*WHAT TO DO:* All entries that follow are to be written out verbatim.

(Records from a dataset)
--------------------
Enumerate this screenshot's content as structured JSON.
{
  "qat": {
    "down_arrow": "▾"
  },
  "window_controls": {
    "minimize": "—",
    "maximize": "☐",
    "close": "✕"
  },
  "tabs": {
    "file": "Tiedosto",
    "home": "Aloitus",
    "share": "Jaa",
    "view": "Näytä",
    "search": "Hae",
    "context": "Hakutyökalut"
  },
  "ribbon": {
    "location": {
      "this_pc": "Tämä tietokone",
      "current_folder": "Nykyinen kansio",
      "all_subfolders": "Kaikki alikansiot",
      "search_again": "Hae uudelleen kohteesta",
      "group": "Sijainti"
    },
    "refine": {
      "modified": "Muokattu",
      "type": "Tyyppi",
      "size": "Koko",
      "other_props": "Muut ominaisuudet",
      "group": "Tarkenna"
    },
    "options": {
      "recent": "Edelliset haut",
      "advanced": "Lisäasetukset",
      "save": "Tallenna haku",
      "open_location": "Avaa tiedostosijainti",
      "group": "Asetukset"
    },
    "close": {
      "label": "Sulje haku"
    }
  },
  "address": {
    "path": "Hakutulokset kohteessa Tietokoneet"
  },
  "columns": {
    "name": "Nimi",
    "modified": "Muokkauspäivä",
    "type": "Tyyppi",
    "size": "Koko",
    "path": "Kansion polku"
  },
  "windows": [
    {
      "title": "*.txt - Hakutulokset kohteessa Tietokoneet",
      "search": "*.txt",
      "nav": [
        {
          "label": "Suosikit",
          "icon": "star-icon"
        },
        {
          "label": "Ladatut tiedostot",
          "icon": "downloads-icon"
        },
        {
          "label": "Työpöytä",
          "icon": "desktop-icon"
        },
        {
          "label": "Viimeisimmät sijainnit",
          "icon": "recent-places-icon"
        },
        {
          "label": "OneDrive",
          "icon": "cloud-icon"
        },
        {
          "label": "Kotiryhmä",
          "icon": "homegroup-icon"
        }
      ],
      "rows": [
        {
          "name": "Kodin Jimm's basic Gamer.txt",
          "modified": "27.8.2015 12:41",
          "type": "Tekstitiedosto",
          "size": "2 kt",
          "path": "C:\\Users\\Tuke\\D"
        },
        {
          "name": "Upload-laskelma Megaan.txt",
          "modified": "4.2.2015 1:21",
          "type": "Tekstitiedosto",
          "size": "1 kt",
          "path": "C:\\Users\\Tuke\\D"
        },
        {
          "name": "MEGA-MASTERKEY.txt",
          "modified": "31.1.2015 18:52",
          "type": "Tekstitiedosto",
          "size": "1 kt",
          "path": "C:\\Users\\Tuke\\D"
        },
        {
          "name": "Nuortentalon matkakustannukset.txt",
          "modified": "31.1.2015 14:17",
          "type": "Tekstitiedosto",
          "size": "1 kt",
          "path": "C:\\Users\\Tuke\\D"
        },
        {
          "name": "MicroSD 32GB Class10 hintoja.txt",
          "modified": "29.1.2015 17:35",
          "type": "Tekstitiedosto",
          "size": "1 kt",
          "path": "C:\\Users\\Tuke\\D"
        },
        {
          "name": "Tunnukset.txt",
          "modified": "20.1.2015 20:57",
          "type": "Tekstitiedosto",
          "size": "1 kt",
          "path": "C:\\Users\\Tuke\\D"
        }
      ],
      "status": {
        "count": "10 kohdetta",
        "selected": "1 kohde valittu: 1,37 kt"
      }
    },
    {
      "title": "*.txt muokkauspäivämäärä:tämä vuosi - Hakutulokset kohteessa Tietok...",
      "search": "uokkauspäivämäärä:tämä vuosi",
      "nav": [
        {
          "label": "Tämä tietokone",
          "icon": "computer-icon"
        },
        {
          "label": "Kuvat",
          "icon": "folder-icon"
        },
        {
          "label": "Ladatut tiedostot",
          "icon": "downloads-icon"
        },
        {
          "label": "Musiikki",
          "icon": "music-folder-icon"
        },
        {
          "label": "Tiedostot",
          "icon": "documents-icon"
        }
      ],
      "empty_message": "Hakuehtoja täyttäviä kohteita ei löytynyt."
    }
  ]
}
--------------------
*RESULT FOR THIS TASK:*
Enumerate this screenshot's content as structured JSON.
{
  "qat": {
    "down_arrow": "▾"
  },
  "window_controls": {
    "minimize": "—",
    "maximize": "☐",
    "close": "✕"
  },
  "tabs": {
    "file": "Tiedosto",
    "home": "Aloitus",
    "share": "Jaa",
    "view": "Näytä",
    "search": "Hae",
    "context": "Hakutyökalut"
  },
  "ribbon": {
    "location": {
      "this_pc": "Tämä tietokone",
      "current_folder": "Nykyinen kansio",
      "all_subfolders": "Kaikki alikansiot",
      "search_again": "Hae uudelleen kohteesta",
      "group": "Sijainti"
    },
    "refine": {
      "modified": "Muokattu",
      "type": "Tyyppi",
      "size": "Koko",
      "other_props": "Muut ominaisuudet",
      "group": "Tarkenna"
    },
    "options": {
      "recent": "Edelliset haut",
      "advanced": "Lisäasetukset",
      "save": "Tallenna haku",
      "open_location": "Avaa tiedostosijainti",
      "group": "Asetukset"
    },
    "close": {
      "label": "Sulje haku"
    }
  },
  "address": {
    "path": "Hakutulokset kohteessa Tietokoneet"
  },
  "columns": {
    "name": "Nimi",
    "modified": "Muokkauspäivä",
    "type": "Tyyppi",
    "size": "Koko",
    "path": "Kansion polku"
  },
  "windows": [
    {
      "title": "*.txt - Hakutulokset kohteessa Tietokoneet",
      "search": "*.txt",
      "nav": [
        {
          "label": "Suosikit",
          "icon": "star-icon"
        },
        {
          "label": "Ladatut tiedostot",
          "icon": "downloads-icon"
        },
        {
          "label": "Työpöytä",
          "icon": "desktop-icon"
        },
        {
          "label": "Viimeisimmät sijainnit",
          "icon": "recent-places-icon"
        },
        {
          "label": "OneDrive",
          "icon": "cloud-icon"
        },
        {
          "label": "Kotiryhmä",
          "icon": "homegroup-icon"
        }
      ],
      "rows": [
        {
          "name": "Kodin Jimm's basic Gamer.txt",
          "modified": "27.8.2015 12:41",
          "type": "Tekstitiedosto",
          "size": "2 kt",
          "path": "C:\\Users\\Tuke\\D"
        },
        {
          "name": "Upload-laskelma Megaan.txt",
          "modified": "4.2.2015 1:21",
          "type": "Tekstitiedosto",
          "size": "1 kt",
          "path": "C:\\Users\\Tuke\\D"
        },
        {
          "name": "MEGA-MASTERKEY.txt",
          "modified": "31.1.2015 18:52",
          "type": "Tekstitiedosto",
          "size": "1 kt",
          "path": "C:\\Users\\Tuke\\D"
        },
        {
          "name": "Nuortentalon matkakustannukset.txt",
          "modified": "31.1.2015 14:17",
          "type": "Tekstitiedosto",
          "size": "1 kt",
          "path": "C:\\Users\\Tuke\\D"
        },
        {
          "name": "MicroSD 32GB Class10 hintoja.txt",
          "modified": "29.1.2015 17:35",
          "type": "Tekstitiedosto",
          "size": "1 kt",
          "path": "C:\\Users\\Tuke\\D"
        },
        {
          "name": "Tunnukset.txt",
          "modified": "20.1.2015 20:57",
          "type": "Tekstitiedosto",
          "size": "1 kt",
          "path": "C:\\Users\\Tuke\\D"
        }
      ],
      "status": {
        "count": "10 kohdetta",
        "selected": "1 kohde valittu: 1,37 kt"
      }
    },
    {
      "title": "*.txt muokkauspäivämäärä:tämä vuosi - Hakutulokset kohteessa Tietok...",
      "search": "uokkauspäivämäärä:tämä vuosi",
      "nav": [
        {
          "label": "Tämä tietokone",
          "icon": "computer-icon"
        },
        {
          "label": "Kuvat",
          "icon": "folder-icon"
        },
        {
          "label": "Ladatut tiedostot",
          "icon": "downloads-icon"
        },
        {
          "label": "Musiikki",
          "icon": "music-folder-icon"
        },
        {
          "label": "Tiedostot",
          "icon": "documents-icon"
        }
      ],
      "empty_message": "Hakuehtoja täyttäviä kohteita ei löytynyt."
    }
  ]
}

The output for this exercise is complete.